Thursday, 22 November 2018

Recent study reveals surprising facts about automated financial advice

In September 2018 the EU supervisory authorities (ESAs)published a Joint Committee Report on the results of the monitoring exercise on ‘automation in financial advice that revealed surprising facts about automated financial advice in the EU.

Following the publication of a Discussion Paper on Automation in Financial Advice in 2015 and a Report in 2016 (on which we reported here) the ESAs  published the present follow up report on the evolution of automation in financial advice in the securities, banking and insurance sectors over the past two years. The report is based a survey with competent national authorities.
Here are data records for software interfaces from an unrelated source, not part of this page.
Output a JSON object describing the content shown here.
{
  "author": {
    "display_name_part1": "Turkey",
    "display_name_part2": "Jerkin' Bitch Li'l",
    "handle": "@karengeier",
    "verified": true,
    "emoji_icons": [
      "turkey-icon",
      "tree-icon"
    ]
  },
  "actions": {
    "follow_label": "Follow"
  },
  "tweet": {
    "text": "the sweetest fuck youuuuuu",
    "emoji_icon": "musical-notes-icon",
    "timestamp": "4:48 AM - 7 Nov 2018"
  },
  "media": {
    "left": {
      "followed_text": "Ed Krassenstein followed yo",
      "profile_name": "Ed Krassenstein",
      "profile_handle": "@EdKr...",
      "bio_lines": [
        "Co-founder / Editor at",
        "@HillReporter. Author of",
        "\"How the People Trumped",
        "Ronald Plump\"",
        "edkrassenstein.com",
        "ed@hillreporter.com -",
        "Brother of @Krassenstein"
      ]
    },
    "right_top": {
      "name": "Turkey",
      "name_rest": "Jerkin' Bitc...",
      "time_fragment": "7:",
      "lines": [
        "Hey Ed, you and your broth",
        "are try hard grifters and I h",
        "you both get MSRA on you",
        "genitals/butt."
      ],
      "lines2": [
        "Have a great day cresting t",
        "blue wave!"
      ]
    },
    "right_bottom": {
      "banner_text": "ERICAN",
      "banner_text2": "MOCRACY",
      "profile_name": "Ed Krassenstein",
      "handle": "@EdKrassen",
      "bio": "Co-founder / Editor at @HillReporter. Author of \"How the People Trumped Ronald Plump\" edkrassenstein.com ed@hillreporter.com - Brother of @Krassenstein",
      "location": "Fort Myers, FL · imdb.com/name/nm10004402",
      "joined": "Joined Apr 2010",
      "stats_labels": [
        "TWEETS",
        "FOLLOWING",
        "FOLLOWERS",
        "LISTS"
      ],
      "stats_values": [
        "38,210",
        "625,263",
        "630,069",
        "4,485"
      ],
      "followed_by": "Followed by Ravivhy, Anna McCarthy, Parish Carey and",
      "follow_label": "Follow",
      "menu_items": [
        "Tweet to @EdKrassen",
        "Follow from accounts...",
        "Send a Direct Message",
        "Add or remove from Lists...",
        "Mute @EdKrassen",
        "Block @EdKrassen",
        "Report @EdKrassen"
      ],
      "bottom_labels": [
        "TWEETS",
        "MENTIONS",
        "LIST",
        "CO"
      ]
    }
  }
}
Surprisingly, the report shows that while the phenomenon of automation in financial advice (or 'robo-advice') seems to be slowly growing, the overall number of firms and customers using automated financial advise is still quite limited. In addition, while some new trends seem to emerge (such as the use of Big Data, chatbots for customer service and extension to a broader range of products) there seems to have been no substantial change to the overall market since the publication of the ESA Report in 2016. The Report identifies:
  • cultural/psychological barriers as one of the main causes of lack of engagement, that can be traced back to low level financial literacy, and a lack of consumer trust and confidence in using digital tools;
  • regulatory barriers such as the complexity of the applicable legislation (MiFID II/MIFIR, IDD, GDPR, PRIIPs) that pose special challenges for small, startup FinTech firms.
It therefore seems that the market for automated financial advice has not taken up, and that its full potential is yet to be explored. Given the above identifies barriers, one may wonder whether the time is not ripe for a shift to greater digitization in the financial sector or whether the regulatory environment needs to change both in terms of giving greater room for small Fintech firms to expand on the market, and in terms of the existing consumer protection tools. 

No comments:

Post a Comment